  • If these “self-guided” therapies remain ineffective, a referral to a low-level  (trained & qualified) therapist may be the next step – involving a waiting list of several weeks or months.
  • If the low-level impact fails to help you, you may be referred to another therapist for further treatment.

Low-level impact treatments are cost effective to the NHS because of their being no need to train highly skilled therapists.

The initially-mild interventions offered to you should be overseen by a therapist who should have an initial qualification, adequate experience & appropriately supervised (i.e. newer (lower-cost) therapists are more commonly used early low-impact intervention stages of a patient’s NHS counselling).

You may later be offered a fixed number of sessions of face-to-face counselling if the previous therapeutic intervention didn’t work for you. You may be offered to meet with a more experienced psychotherapist or psychiatrist if the previous experiences of therapy are ineffective.

Why CBT/Stepped Process?

This NHS stepped process is partially due to costs and partially due to new procedures introduced called IAPT (read more).

CBT is a treatment that GP’s can understand – it principally works on a diagnoses/prescription modality, where several treatments can be normalised (i.e. the CBT therapist follows someone’s recommendations/instructions for treating a particular ailment).  Of course, one would not take a prescription from an unqualified GP, so one would not be prescribed a form of therapeutic treatment from an unqualified CBT therapist – but there are various levels of experience & qualifications.

IAPT originally only offered CBT (cognitive behavioural therapy).  Mild forms of CBT can be offered by minimally trained therapists using a form of manualised therapy (e.g. you may be diagnosed and a therapist may refer to a set of therapeutic interventions that are recommended for your form of diagnosis).

Whilst CBT can be effective for certain issues it is not a fix-everything therapy and not everyone likes to feel like they are responding to a manual-of-therapy.  If you can be helped by the processes then this will be beneficial – albeit that to get to the higher forms of treatment the previous experiences of treatment may have to have failed first.

Private Counselling – Your Choice of Treatment.

Unlike NHS Stepped-Treatment, private counselling with Dean Richardson begins with the FULL service.

There is no tiered/stepped process with Dean. You start immediately with full 50-minute weekly sessions working with Dean face to face.  No computers giving you questionnaires.  No books to read.

You and Dean will begin with an assessment session (meeting to talk about what you need from counselling, and discussing what counselling may and may not be able to help with).

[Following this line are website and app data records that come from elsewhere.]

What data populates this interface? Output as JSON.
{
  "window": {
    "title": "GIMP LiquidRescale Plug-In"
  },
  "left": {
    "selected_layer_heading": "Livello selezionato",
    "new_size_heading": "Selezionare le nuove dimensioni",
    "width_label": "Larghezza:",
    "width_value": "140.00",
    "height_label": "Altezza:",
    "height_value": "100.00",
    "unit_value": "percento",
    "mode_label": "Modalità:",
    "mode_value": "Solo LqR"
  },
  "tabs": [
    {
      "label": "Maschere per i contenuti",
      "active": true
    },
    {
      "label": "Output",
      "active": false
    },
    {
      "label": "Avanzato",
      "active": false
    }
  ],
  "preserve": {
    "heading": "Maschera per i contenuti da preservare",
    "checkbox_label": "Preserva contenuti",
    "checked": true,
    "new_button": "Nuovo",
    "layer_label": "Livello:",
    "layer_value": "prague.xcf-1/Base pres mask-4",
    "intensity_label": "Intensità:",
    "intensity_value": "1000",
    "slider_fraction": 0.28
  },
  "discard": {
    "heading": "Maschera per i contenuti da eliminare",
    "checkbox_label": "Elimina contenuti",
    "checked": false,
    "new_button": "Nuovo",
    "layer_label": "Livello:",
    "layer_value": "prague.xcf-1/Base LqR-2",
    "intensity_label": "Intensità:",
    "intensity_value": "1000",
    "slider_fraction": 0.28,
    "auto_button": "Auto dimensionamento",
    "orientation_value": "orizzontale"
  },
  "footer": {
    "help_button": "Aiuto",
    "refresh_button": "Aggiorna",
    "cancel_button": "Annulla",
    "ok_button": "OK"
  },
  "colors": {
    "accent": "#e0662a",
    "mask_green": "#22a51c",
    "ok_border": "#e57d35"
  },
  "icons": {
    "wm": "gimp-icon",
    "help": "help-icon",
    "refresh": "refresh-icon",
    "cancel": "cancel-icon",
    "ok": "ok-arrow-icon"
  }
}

You and Dean will meet weekly (usually the same day, same time, same location – which helps many people manage their commitments elsewhere).

With Dean’s assistance you might decide to discuss choose how many counselling sessions you wish to attend (such as brief/focal counselling) or you may with to work with Dean until the focus of the needs for counselling have been fully addressed.

No waiting lists – no maximum number of sessions.

It’s a very personal counselling service that aims to create a therapy that works for you and your needs.